The UK is facing a constitutional crisis after all three of the devolved administrations voted against Brexit legislation, the SNP’s Westminster leader warned the Prime Minister.
Ian Blackford spoke after the Welsh Assembly voted on Tuesday to reject the European Union (Withdrawal Agreement) Bill – following in the footsteps of the Scottish Parliament and the Northern Ireland Assembly.
The SNP MP accused the UK Government of using the legislation for a power grab on the Parliaments in Edinburgh, Cardiff and Belfast, criticising the “gross disrespect from Boris Johnson and his Brexit fanboys that are in Number 10 Downing Street”.
After the vote in Cardiff on Tuesday, Scottish First Minister Nicola Sturgeon tweeted: “All three devolved parliaments have now rejected the EU Withdrawal Bill – it is unprecedented and momentous.
“For the UK to ignore that reality will simply demonstrate how broken the Westminster system is.”
Welsh First Minister Mark Drakeford said the Bill was “flawed and doesn’t protect the interests of those we serve”.
Meanwhile, Mr Blackford said the Scottish Parliament would lose 28 devolved powers covering areas such as farming, fishing and the environment. He raised fears this could be just the first such attack on devolution from Westminster.
Power battle between Boris Johnson’s government and the House of Lords over rights and powers eroded in his EU Withdrawal Agreement

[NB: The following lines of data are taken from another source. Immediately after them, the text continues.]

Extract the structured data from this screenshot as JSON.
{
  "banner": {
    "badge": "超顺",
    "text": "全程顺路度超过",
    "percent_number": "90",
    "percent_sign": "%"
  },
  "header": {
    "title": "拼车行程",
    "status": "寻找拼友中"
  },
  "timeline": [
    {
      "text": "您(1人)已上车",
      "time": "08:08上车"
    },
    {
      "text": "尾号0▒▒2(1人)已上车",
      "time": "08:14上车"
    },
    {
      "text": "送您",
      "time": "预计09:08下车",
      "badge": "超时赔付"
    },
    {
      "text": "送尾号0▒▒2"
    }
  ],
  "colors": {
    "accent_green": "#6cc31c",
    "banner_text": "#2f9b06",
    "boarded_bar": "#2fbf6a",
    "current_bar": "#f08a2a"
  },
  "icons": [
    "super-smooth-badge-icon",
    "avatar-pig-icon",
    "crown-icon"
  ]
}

The Sewel Convention, a key feature of the UK’s political arrangements, sets out that the UK Parliament will “not normally” legislate on devolved policy areas without the consent of the administrations. – It is under threat from Boris Johnson’s EU Withdrawal Agreement.

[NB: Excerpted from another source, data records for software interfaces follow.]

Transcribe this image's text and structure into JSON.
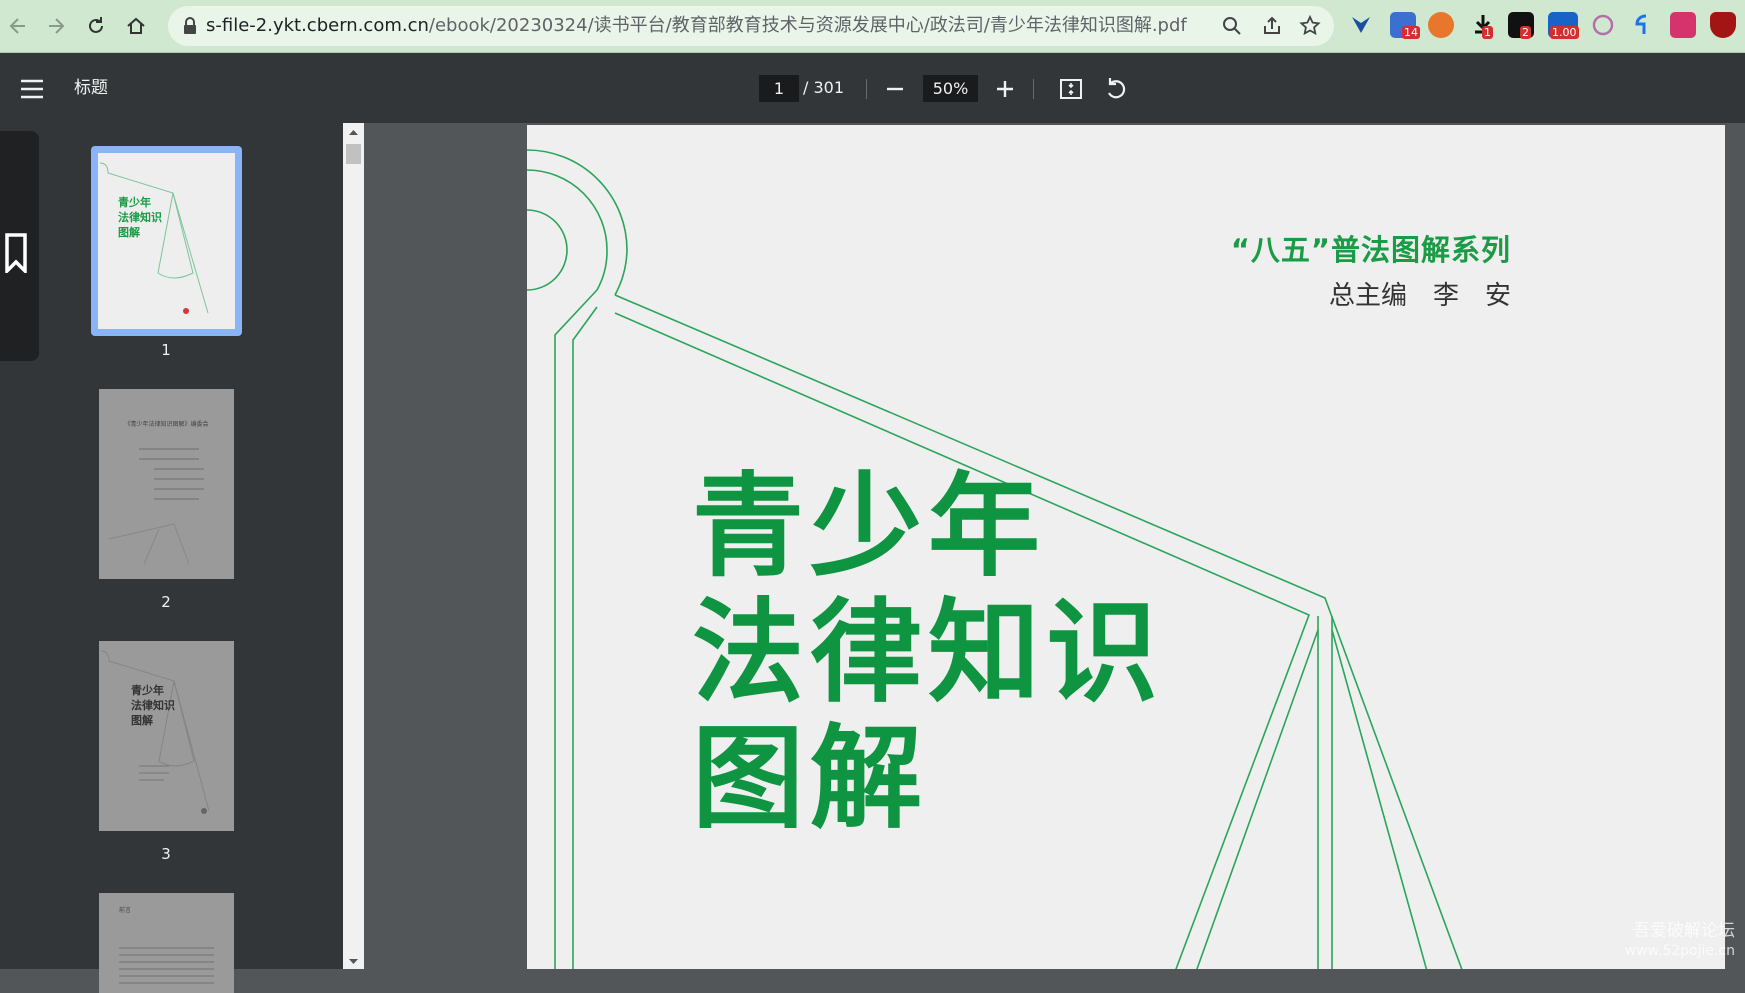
{
  "browser": {
    "url_host": "s-file-2.ykt.cbern.com.cn",
    "url_path": "/ebook/20230324/读书平台/教育部教育技术与资源发展中心/政法司/青少年法律知识图解.pdf",
    "extension_badges": [
      "14",
      "1",
      "2",
      "1.00"
    ]
  },
  "toolbar": {
    "title": "标题",
    "current_page": "1",
    "total_pages": "/ 301",
    "zoom": "50%"
  },
  "thumbnails": {
    "items": [
      {
        "number": "1",
        "title": "青少年\n法律知识\n图解"
      },
      {
        "number": "2",
        "title": "《青少年法律知识图解》编委会"
      },
      {
        "number": "3",
        "title": "青少年\n法律知识\n图解"
      },
      {
        "number": "4",
        "title": "前言"
      }
    ]
  },
  "page": {
    "series": "“八五”普法图解系列",
    "editor": "总主编　李　安",
    "title_lines": [
      "青少年",
      "法律知识",
      "图解"
    ]
  },
  "watermark": {
    "line1": "吾爱破解论坛",
    "line2": "www.52pojie.cn"
  },
  "colors": {
    "browser_bar": "#cfe8cf",
    "pdf_toolbar": "#323639",
    "title_green": "#0f9441",
    "series_green": "#1a9b45",
    "thumb_selected": "#8ab4f8"
  },
  "icons": [
    "back-icon",
    "forward-icon",
    "reload-icon",
    "home-icon",
    "lock-icon",
    "zoom-icon",
    "share-icon",
    "star-icon",
    "menu-icon",
    "minus-icon",
    "plus-icon",
    "fit-page-icon",
    "rotate-icon",
    "bookmark-icon"
  ]
}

Last night in a crucial defeat for Johnson – one of five for his Brexit Bill – the House of Lords voted an amendment that would protect the convention. The defeats in the House of Lords greatly angered Conservative peers. Opposition peers meanwhile mocked Boris Johnson’s government’s threats to move the second chamber North.
The five amendments the House of Lords passed came about due to its ability to scrutinize Boris Johnson’s Withdrawal Bill in a way the House of Commons found it hard to with Johnson’s large majority of MPs who appear unable to question their party leader.
On Wednesday afternoon the government majority in the House of Commons meant all five Lords amendments to the Brexit Bill were voted against with a comfortable majority for Boris Johnson, with the concerns of the Sewel Convention amendment ignored again.
It is the first test of the new balance of power, especially with some of Boris Johnson’s authoritarian plans set out on the Queen’s Speech and the redrafting of decades of legislation and human rights that will occur when the UK leaves the EU. Among the legislation Tory MPs voted against the House of Lords on was eroding promises to reunite lone refugee children with family in the UK post-Brexit.
Constitutional crisis looms if Brexit Bill remains a power grab
Ian Blackford, speaking on BBC Radio Scotland’s Good Morning Scotland programme, warned that if Boris Johnson stubbornly ignores concerns raised by the devolved regions fo the UK and the warning of the House of Lords amendment to his Brexit Bill to protect devolved authorities, there would be a constitutional crisis.
He warned: “The Queen is going to be asked to give Royal Assent to this Act and it is an Act that doesn’t have the support of three of the four Parliaments in the United Kingdom.
“That is unprecedented and I would suggest it is in effect a constitutional crisis.
“The Prime Minister has got to change his position, he’s got to respect the first ministers in all the devolved administrations.”
The SNP’s Westminster leader added: “If you can argue, as the Government seems to have done in this case, that the situation is not normal, then you can always say the situation is not normal.
“What is to stop you turning around and taking powers back from the Scottish Parliament at another time?”
While none of the devolved institutions have granted permission for Westminster to go ahead with the legislation, their actions will not stop the Withdrawal Bill from passing through Westminster.
Mr Blackford added: “There’s 28 devolved powers that we’re going to be losing as a consequence of this. But really it is about this issue of respect. What we’ve got here is the Government acting with a big stick, that is effectively telling not just Holyrood but Cardiff and Belfast as well ‘this is what going to happen and you don’t have a say in this’.
“We’re supposed to have a family of nations and Scotland’s place in the United Kingdom is supposed to be respected. None of that is happening and I think that is why you have got legitimate concerns.”